“Best and Brightest” Pick Their Spots
Two of the 50 “Best and Brightest” management students in the United States—no surprise—are headed for top positions in their professional areas of concentration.
In December, Marissa Giannetto ’16 and Claudio Quintana ’16 were named among the “Best and Brightest Business Majors” in the nationwide class of ’16. Bestowing the honor on the two Carroll School students was Poets & Quants, a news website devoted to the coverage of business schools.
The chosen 50 “reflected the best of their school in terms of academic performance, extracurricular leadership, personal character, and innate potential,” Poets & Quants said in its announcement of the winners. The news outlet based its choice on discussions with faculty and administrators of the nation’s top undergraduate business programs.
Giannetto’s concentrations were in finance and accounting. She has served in a variety of campus leadership roles such as president of the Boston College chapter of Consult Your Community, a national student-run service organization, and as a Carroll School Peer Advisor. Professor of the Practice Amy LaCombe was cited by Poets & Quants as saying, “Marissa has a calm and mature nature, as well as a critical eye. She understands the big picture….”
Quintana, of Lake Oswego, Oregon, studied information systems and marketing. He took an active part in entrepreneurial activities (for example, through the Edmund H. Shea Jr. Center for Entrepreneurship) as well as service outreach. “Claudio has always exemplified Boston College’s Jesuit motto of ‘Men and Women for Others,’” Associate Dean for Undergraduate Curriculum Ethan Sullivan told Poets & Quants.
After graduation, Giannetto will assume her role as Strategy & Operations Business Manager at Deloitte Consulting in Boston. As the Carroll Connection went to press, Quintana was negotiating a position in product management with a leading consumer technology firm.
In Q&As with all 50 of the “Best and Brightest,” Poets & Quants asked, among other questions: “What are your long-term professional goals?”

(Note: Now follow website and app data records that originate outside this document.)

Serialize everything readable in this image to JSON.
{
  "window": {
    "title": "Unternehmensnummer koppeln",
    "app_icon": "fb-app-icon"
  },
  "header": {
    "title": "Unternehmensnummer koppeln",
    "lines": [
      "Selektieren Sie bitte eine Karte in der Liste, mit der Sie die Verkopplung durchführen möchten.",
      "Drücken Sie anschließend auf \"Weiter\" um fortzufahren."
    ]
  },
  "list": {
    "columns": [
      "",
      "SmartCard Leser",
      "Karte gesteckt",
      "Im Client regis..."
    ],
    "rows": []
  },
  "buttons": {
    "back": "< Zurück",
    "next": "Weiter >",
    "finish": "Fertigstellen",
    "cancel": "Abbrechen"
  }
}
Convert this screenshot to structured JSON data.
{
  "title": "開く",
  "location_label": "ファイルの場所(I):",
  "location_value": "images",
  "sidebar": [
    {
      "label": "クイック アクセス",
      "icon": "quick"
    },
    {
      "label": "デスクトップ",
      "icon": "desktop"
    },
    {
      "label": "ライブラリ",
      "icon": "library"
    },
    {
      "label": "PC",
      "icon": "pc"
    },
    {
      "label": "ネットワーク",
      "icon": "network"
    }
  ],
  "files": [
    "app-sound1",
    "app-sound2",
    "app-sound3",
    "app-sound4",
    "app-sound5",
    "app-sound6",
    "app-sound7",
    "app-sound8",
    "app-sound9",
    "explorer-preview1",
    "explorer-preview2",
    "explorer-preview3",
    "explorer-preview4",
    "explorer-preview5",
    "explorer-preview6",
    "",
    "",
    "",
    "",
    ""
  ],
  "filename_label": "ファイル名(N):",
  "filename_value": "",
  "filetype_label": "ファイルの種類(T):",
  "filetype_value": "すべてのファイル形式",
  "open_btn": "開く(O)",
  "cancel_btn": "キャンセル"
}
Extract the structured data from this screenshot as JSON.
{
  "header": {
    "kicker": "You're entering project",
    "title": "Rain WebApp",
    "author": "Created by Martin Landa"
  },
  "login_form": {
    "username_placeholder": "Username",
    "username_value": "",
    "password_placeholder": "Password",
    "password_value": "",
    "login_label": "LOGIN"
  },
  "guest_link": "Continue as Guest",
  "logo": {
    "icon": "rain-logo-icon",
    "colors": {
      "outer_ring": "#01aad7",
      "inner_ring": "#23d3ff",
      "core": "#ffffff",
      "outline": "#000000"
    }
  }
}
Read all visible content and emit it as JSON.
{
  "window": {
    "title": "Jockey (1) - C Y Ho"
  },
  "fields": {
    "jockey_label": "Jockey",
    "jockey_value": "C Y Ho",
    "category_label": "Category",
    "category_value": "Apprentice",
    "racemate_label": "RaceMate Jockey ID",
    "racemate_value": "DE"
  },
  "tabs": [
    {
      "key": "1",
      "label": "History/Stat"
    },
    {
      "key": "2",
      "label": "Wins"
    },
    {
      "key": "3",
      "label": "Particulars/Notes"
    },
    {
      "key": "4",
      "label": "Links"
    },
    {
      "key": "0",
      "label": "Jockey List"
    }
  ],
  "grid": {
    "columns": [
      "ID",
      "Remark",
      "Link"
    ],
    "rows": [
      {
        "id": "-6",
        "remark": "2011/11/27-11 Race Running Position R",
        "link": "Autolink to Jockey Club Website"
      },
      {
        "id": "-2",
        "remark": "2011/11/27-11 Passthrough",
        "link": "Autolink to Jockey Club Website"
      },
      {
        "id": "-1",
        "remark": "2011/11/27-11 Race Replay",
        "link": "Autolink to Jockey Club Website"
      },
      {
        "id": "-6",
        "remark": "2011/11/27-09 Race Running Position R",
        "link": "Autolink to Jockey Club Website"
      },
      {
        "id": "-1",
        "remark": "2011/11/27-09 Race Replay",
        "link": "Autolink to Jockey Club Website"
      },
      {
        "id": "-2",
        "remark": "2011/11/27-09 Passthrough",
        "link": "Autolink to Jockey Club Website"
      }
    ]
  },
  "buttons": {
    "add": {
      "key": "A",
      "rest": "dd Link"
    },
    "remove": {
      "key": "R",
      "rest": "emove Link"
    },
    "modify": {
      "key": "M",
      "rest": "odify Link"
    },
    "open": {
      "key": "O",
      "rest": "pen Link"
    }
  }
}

Giannetto said she would like to eventually work in “social enterprise” and nonprofit management. Quintana said his goal was “to continuously learn, grow, and challenge myself” perhaps by launching his own company.
Photos originally appeared in Poets & Quants